Task description:
Gather up every line from the entries below that uses the word "לשתף".

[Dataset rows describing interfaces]
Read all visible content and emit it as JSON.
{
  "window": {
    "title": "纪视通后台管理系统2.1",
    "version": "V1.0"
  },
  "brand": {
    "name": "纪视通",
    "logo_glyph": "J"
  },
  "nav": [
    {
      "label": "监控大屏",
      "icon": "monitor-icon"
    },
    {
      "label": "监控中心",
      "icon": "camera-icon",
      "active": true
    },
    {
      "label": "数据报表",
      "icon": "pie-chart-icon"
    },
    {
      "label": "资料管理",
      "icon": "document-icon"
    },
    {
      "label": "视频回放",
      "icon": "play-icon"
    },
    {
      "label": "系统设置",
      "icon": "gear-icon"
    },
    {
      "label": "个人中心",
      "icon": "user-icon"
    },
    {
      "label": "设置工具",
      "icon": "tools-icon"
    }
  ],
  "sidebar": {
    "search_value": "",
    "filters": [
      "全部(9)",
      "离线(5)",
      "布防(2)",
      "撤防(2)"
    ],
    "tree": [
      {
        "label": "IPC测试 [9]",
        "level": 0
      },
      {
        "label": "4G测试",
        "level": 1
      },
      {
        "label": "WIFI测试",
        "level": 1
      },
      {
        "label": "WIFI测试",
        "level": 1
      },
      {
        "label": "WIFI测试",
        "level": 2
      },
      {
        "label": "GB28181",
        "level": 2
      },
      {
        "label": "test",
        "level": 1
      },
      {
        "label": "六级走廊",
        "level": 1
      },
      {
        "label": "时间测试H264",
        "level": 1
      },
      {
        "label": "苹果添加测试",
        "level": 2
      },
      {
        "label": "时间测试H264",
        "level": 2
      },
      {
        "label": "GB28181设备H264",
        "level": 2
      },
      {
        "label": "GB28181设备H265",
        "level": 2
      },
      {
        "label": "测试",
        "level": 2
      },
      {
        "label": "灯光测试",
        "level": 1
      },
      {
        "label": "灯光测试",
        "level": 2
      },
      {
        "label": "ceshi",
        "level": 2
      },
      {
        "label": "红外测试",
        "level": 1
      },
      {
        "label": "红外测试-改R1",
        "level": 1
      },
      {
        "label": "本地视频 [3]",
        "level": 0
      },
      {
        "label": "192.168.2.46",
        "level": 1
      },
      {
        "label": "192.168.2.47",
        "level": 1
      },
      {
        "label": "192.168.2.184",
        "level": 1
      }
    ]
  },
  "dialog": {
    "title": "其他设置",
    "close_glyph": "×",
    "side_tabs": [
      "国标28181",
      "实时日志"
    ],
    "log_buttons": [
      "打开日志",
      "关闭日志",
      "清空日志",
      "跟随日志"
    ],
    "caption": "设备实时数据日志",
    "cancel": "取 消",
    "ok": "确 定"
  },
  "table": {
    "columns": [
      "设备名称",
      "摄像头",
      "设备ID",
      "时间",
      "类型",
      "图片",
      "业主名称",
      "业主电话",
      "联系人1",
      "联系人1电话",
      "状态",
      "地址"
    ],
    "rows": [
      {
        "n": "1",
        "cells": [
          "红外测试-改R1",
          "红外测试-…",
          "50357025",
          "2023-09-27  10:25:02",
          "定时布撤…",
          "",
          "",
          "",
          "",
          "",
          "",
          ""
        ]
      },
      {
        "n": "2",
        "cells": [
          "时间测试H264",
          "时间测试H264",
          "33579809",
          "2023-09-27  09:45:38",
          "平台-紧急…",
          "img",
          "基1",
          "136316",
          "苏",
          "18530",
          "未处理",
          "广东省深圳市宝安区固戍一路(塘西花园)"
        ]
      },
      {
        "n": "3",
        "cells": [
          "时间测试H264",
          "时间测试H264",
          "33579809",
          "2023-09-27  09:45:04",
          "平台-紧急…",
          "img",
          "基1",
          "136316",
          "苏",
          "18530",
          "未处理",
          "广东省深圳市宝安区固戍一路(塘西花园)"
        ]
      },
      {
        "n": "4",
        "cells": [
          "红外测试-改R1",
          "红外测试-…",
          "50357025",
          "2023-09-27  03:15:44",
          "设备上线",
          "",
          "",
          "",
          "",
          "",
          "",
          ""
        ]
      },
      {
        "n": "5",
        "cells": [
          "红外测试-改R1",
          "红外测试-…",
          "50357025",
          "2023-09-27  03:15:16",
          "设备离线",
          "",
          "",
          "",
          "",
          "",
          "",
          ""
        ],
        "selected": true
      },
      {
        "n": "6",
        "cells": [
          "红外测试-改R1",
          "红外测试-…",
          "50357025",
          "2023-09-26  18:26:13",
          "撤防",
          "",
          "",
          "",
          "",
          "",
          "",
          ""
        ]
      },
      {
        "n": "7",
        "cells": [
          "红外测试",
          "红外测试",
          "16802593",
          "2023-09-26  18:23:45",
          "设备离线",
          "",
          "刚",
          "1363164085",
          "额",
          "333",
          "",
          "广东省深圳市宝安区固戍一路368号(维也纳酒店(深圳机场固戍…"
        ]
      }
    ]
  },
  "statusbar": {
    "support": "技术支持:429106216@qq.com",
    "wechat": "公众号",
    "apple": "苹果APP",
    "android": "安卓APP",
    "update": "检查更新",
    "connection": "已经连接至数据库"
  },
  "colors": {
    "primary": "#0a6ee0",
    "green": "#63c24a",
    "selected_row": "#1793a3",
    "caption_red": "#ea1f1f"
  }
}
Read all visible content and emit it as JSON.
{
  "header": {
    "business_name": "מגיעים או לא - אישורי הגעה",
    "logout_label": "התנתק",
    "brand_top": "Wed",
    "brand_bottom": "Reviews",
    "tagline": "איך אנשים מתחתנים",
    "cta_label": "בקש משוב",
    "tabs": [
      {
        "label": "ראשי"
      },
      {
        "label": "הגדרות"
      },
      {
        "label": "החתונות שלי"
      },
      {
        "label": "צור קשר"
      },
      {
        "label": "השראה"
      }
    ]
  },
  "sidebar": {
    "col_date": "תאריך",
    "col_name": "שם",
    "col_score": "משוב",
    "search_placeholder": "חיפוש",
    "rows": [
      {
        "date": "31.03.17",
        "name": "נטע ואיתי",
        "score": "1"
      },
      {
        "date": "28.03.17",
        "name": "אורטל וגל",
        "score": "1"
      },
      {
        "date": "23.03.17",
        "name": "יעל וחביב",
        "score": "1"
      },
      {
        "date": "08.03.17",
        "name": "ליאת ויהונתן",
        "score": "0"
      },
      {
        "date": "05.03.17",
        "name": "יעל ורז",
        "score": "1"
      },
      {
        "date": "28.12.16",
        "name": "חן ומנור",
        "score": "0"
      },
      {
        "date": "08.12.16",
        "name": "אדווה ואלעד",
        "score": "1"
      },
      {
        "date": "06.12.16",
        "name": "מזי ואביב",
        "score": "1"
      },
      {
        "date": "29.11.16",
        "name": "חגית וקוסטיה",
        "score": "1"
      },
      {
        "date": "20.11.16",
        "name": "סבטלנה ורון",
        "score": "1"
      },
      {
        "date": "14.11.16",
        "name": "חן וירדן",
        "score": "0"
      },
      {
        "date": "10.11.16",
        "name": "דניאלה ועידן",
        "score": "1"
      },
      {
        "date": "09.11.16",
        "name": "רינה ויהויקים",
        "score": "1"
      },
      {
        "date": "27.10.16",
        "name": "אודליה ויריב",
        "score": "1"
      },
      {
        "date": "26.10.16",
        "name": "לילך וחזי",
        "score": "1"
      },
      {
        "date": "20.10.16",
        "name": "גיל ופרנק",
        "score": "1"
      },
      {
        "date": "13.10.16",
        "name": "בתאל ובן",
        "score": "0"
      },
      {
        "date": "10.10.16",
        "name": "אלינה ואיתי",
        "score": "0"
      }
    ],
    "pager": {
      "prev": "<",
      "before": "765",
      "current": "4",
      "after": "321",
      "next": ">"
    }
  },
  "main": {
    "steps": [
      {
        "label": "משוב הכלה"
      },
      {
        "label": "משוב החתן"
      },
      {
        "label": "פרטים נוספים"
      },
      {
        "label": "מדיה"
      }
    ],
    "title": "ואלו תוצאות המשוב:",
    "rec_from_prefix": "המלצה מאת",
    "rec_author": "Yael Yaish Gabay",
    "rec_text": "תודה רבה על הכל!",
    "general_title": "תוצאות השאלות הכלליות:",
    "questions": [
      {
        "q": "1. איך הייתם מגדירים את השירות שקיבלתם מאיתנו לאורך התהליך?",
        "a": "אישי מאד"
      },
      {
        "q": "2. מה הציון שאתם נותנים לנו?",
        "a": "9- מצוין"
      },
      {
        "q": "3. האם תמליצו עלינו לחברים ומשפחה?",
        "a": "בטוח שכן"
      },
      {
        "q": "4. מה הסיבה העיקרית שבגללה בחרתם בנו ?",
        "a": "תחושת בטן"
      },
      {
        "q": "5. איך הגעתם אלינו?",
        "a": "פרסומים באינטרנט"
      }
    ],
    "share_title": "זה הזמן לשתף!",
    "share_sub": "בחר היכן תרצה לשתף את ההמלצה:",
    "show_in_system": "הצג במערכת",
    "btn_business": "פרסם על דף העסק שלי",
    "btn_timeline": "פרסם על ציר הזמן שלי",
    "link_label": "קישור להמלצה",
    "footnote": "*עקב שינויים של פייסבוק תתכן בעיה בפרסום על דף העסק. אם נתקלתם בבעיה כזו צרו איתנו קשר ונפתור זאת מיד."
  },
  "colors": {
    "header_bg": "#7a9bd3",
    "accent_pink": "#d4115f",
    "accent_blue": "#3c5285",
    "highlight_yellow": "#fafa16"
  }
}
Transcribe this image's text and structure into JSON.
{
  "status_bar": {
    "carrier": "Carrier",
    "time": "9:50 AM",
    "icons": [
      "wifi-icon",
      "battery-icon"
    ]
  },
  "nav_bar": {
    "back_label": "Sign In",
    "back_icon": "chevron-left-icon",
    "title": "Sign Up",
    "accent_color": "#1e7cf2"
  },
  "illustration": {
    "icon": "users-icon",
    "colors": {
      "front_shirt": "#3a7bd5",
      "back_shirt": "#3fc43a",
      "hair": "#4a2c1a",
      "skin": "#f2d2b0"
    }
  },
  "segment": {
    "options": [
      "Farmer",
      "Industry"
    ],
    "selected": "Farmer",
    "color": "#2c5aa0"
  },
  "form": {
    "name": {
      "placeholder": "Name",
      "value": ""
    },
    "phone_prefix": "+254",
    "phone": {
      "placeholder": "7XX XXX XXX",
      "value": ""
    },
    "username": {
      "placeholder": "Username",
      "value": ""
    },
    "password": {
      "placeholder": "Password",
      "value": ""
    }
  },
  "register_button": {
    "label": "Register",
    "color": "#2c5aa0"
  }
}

Completed exercise:
    "share_title": "זה הזמן לשתף!",
    "share_sub": "בחר היכן תרצה לשתף את ההמלצה:",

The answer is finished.